  28. Laeven L, Levine R (2009) Bank governance, regulation, and risk taking. J Financ Econ 93:259–275CrossRefGoogle Scholar
  29. Nunn N, Wantchekon L (2011) The slave trade and the origins of mistrust in Africa. Am Econ Rev 101:3221–3252CrossRefGoogle Scholar
  30. Ojo M (2010) Basel III and responding to the recent financial crisis: progress made by the Basel Committee in relation to the need for increased bank capital and increased quality of loss absorbing capital. Working paper, Oxford Brookes UniversityGoogle Scholar
  31. Pathan S (2009) Strong boards, CEO power and bank risk-taking. J Bank Financ 33:1340–1350CrossRefGoogle Scholar
  32. Peni E, Vahamaa S (2011) Did good corporate governance improve bank performance during the financial crisis. J Financ Serv Res forthcomingGoogle Scholar
  33. Saunders A, Strock E, Travlos N (1990) Ownership structure, deregulation, and bank risk taking. J Finance 45:643–654CrossRefGoogle Scholar
  34. Shehzad CT, Haan JD, Scholtens B (2010) The impact of bank ownership concentration on impaired loans and capital adequacy. J Bank Financ 34:399–408CrossRefGoogle Scholar
  35. Vauhkonen J (2011) The impact of Pillar 3 disclosure requirements on bank safety. J Financ Serv Res forthcomingGoogle Scholar
  36. Went P (2010) Basel III accord: where do we go from here? Working paper, GARP Research CenterGoogle Scholar

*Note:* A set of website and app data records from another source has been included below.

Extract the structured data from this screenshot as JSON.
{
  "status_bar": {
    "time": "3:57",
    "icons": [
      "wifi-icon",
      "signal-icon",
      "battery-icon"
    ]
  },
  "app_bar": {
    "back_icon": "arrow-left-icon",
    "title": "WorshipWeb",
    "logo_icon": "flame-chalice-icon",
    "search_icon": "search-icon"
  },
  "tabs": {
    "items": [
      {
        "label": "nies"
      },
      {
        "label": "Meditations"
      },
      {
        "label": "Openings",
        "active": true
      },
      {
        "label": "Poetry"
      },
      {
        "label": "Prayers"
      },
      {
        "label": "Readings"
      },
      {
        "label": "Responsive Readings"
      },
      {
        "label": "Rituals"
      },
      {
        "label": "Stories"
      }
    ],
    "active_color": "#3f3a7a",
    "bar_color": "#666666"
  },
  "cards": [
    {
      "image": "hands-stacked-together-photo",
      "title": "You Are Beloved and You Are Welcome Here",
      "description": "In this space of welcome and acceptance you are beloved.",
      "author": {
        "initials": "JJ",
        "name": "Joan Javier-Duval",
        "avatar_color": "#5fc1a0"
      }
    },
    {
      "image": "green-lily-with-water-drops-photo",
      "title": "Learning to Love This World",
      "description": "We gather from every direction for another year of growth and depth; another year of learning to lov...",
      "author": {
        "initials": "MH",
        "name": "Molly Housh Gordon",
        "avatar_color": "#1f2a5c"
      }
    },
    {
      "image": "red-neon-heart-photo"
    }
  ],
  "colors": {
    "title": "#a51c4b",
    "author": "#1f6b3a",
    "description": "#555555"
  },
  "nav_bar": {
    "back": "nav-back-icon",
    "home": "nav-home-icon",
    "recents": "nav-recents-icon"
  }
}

Copyright information

© Springer Science+Business Media New York 2013

Authors and Affiliations

  • Pichaphop Chalermchatvichien
    • 1
  • Seksak Jumreornvong
    • 2
  • Pornsit Jiraporn
    • 3
    • 4
  • Manohar Singh
    • 3
    Email author
  1. 1.Bank of ThailandBangkokThailand
  2. 2.Thammasat UniversityBangkokThailand
  3. 3.The Pennsylvania State University-Great ValleyMalvernUSA
  4. 4.National Institute of Development Administration (NIDA)Thammasat University, Mahidol UniversityBangkokThailand

Personalised recommendations